People who lived and worked on the former Bell Farm lands after Major Bell left in 1896 were located within the yellow square. - The original Bell Farm was an area proposed to be 10 miles by 10 miles square, comprising 64,000 acres. The boundaries were as follows: East - three miles east of Highway 56 South - three miles south of the Trans Canada Highway West - seven miles west of Highway 56 North - seven miles north of the Trans Canada Highway The Bell Farm was deliberately sited so that the main line of the Canadian Pacific Railway would run in and east-west direction close to the centre of the farm. Likewise, Major Bell's farmhouse, and the Farm's headquarters, were located close to the centre of the farm. Today, Highway 56 cuts through the centre of the original Bell Farm headquarters complex, approximately one and a half miles north of the Trans Canada junction. This is where the reconstructed Bell Barn is now located. This album includes information on people who bought portions of the Bell Farm and created smaller family farms, closer to the quarter-section (160 acres) farms then being established throughout the West.

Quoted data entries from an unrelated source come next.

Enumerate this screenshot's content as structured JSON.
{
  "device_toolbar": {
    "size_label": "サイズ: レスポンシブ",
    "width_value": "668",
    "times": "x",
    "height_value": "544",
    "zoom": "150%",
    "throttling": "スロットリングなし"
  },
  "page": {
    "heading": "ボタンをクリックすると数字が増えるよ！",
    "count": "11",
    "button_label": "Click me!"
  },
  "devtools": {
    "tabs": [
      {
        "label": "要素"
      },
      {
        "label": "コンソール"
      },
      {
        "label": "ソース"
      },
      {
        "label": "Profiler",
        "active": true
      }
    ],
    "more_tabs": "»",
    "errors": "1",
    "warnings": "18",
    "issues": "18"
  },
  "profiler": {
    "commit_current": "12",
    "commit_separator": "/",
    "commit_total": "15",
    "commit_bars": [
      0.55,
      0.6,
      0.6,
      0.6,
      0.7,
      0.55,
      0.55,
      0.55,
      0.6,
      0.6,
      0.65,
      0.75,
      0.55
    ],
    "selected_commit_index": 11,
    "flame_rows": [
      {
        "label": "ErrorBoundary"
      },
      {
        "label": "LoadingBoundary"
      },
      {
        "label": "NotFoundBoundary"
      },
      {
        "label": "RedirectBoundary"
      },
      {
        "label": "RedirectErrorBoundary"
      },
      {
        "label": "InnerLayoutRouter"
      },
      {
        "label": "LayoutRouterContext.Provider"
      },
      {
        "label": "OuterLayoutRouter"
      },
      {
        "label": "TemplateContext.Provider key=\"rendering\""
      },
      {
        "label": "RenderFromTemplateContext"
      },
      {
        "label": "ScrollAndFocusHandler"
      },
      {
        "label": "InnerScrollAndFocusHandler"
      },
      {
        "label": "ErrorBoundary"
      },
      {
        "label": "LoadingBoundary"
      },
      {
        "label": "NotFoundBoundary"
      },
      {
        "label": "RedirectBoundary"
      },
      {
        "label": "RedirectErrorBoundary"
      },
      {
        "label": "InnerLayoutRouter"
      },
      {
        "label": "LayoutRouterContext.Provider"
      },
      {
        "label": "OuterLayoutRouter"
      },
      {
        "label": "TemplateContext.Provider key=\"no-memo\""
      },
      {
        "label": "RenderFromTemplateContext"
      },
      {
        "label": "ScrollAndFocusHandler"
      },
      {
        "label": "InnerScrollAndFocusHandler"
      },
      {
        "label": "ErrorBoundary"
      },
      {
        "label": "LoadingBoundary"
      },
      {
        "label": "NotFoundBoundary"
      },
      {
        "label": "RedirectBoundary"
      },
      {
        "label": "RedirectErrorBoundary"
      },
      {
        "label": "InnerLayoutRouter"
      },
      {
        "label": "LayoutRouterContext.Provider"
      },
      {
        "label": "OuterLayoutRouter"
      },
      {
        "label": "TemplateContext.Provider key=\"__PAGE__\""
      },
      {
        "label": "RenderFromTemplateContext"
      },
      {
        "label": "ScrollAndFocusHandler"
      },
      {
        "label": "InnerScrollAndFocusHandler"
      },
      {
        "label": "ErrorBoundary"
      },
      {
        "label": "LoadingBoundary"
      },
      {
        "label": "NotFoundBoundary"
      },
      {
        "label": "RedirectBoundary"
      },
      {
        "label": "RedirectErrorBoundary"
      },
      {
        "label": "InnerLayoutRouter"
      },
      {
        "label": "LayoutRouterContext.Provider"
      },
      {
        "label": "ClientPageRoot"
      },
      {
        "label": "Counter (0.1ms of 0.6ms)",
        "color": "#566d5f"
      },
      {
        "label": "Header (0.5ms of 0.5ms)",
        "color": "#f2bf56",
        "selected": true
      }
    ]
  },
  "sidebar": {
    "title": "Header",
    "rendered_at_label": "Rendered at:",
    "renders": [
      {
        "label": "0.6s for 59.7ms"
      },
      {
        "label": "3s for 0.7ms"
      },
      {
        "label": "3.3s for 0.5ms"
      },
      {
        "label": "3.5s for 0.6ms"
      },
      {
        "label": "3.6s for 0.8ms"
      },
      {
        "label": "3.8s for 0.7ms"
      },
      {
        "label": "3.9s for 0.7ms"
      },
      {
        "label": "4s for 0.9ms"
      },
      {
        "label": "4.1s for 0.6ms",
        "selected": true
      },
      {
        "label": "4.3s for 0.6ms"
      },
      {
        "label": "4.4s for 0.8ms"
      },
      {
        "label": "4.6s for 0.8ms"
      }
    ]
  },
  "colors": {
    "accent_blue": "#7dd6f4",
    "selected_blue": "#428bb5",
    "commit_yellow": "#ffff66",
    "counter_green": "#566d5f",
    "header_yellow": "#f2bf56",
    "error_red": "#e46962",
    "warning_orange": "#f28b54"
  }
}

- 2006 - Cottage 9 - 26 Sept. 2006
Phto by Frank Korvemaker - This cottage has stucco applied to the exterior. That application was likely done in 1934 by B.F. Holden, as his name and date are inscribed on the exterior.
- 2006 - Cottage 9 - Detail of B.F. Holden's inscription
The inscription was dated: Sept. 1934 - The stucco exterior siding on this cottage has the following inscription: "B.F. Holden. artist, Sept 1934". This suggest that the stucco was applied in 1934, either by or with the approval of the Farm owner, Frank Holden. This photo was taken on 26 Sept. 2006 - almost exactly 72 years after the inscription was created.
- 2006 - Original loft window - exterior view - 30 June 2006
Four wooden windows provided ventilation for the loft. - The four wooden loft windows were made with a double layer of wood, nailed together for strength. These windows were apparently fastened with hooks. For modern convenience in operating the Bell Barn as a tourist attraction, heavy duty metal hinges enable the replica windows to be easily opened and closed as required.
- 2007 - Original loft window - interior view - 17 May 2007
Repairs around the loft window openings were done with bricks, rather than stone. - The windows were made in two layers. The interior layer consisted of seven horizontal boards. The exterior boards were nailed in a chevron pattern. Large square nails were used, and those were bent over on the interior for extra strength.
- 2008 - Bell Barn - segment of original interior curved joist
The letter "M & M 6072" painted on this beam may be a form of shipping code. - A number of laminated wooden beams were nailed in a curved pattern to enable the floor and roof structure to be constructed. During the ban dismantling in April 2008, one of those beams was found to include the following letters: "M & M 6072: It is possible that these beams were prefabricated in Minnesota and shipped to Indian Head by train, with the letters and numbers referring to a rail car on the St. Paul, Minneapolis and Manitoba Railway. This salvaged beam is on display inside the reconstructed Bell Barn.
- 2008 - Members of Bell Barn Society with original 1882 window frame - April 2008
L-R: Bruce Olesen, Thor Johnson, Frank Korvemaker, Jerry Willerth - photo by Dayle Bowman - The original 1882 window was salvaged for display, and for use in designing the 36 replacement windows that were incorporated into the reconstructed round stone barn. The original windows had a single thin pane of glass, which was subject to easy breakage. Therefore, much stronger glass blocks were inserted in the new windows.